Given information —
##############################

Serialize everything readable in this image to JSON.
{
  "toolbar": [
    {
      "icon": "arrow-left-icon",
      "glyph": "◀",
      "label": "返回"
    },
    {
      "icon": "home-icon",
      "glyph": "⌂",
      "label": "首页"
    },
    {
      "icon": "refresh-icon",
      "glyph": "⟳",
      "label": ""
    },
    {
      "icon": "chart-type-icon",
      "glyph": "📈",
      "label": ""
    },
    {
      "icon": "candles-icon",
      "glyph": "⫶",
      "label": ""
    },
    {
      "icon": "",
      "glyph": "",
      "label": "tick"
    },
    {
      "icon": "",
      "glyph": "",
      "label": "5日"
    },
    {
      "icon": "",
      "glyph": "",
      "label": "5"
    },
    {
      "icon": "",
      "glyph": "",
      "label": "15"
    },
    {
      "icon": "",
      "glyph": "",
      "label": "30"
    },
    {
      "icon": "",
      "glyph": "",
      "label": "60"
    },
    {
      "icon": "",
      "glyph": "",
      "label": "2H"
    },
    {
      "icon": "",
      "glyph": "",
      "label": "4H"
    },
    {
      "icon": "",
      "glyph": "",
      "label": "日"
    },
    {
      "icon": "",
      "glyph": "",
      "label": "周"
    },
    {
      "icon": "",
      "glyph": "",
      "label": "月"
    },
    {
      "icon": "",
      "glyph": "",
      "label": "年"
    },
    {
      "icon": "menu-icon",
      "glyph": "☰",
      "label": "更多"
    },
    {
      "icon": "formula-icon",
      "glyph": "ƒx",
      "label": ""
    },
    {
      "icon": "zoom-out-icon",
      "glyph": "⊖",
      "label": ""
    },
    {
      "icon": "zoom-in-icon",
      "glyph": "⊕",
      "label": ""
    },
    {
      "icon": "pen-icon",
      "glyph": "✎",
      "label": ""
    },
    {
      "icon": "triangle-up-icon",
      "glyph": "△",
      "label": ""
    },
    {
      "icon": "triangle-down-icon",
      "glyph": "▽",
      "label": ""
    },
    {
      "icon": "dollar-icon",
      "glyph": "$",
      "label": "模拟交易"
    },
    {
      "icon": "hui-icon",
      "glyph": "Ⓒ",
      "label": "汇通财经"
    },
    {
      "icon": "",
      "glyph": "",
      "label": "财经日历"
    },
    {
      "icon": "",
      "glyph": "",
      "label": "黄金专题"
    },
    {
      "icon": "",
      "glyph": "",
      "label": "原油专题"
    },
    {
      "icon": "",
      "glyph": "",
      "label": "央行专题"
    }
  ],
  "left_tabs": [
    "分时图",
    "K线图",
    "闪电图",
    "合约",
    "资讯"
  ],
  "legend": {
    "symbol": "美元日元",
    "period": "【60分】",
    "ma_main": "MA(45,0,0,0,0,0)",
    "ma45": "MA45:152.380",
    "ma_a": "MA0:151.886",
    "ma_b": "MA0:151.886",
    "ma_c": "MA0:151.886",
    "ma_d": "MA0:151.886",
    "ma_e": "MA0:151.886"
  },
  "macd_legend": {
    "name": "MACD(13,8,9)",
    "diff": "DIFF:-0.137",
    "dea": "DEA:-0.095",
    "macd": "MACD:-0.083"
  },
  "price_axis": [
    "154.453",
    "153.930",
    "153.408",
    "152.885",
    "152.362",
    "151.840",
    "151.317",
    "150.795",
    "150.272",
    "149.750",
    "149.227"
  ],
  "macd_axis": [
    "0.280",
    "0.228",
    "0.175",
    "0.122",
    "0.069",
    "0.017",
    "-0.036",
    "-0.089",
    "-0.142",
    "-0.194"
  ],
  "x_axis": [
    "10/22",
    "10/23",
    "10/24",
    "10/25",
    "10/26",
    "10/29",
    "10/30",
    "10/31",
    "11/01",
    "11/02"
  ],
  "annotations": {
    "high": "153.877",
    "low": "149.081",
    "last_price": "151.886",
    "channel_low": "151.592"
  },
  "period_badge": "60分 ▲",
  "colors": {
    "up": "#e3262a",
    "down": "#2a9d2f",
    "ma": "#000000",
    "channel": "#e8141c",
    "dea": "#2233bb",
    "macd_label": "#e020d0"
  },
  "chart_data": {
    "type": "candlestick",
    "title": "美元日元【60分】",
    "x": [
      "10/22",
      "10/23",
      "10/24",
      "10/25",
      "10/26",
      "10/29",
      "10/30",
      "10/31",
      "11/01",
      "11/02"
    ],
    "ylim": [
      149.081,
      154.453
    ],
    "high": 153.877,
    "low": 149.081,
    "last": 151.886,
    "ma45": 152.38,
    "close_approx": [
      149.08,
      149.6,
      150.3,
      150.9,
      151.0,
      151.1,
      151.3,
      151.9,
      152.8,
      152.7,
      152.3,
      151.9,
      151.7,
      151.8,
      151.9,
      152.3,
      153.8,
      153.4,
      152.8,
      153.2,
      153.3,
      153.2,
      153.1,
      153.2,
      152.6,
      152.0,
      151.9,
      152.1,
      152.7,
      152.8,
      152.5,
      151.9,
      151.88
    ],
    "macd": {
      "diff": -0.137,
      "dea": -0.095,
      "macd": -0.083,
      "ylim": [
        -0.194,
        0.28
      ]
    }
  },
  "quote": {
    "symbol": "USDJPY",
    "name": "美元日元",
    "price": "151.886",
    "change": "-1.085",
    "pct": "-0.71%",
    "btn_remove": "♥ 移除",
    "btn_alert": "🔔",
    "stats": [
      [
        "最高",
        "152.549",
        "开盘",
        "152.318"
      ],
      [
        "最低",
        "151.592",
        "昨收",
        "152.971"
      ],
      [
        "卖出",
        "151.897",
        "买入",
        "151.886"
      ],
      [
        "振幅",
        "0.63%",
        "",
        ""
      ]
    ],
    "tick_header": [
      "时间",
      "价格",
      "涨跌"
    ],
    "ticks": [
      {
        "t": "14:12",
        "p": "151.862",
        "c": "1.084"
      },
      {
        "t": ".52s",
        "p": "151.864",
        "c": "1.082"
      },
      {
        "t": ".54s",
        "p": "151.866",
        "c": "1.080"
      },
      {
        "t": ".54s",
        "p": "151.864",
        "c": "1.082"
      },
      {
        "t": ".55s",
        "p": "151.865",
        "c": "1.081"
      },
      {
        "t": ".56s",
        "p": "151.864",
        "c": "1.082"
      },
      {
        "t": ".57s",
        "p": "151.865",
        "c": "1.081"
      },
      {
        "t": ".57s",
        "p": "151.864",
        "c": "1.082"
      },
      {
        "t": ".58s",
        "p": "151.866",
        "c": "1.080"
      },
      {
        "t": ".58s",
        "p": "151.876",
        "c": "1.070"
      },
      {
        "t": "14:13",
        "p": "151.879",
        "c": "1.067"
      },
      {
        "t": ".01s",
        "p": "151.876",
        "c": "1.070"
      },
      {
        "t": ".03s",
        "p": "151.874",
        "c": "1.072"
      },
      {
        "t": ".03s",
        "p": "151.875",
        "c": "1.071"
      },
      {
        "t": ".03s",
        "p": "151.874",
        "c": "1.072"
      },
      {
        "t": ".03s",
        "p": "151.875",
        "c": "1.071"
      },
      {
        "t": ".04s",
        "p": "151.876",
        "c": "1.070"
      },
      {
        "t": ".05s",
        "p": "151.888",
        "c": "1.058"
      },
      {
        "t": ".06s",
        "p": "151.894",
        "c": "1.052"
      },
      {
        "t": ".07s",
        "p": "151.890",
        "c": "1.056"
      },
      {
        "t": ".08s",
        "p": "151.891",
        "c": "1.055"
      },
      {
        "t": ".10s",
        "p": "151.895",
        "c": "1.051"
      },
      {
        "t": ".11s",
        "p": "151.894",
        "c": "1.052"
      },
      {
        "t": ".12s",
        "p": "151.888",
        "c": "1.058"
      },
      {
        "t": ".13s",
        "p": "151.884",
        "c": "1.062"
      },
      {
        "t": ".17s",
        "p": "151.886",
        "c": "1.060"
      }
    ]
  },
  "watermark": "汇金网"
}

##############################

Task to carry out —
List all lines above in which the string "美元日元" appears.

Solution to this exercise —
    "symbol": "美元日元",
    "title": "美元日元【60分】",
    "name": "美元日元",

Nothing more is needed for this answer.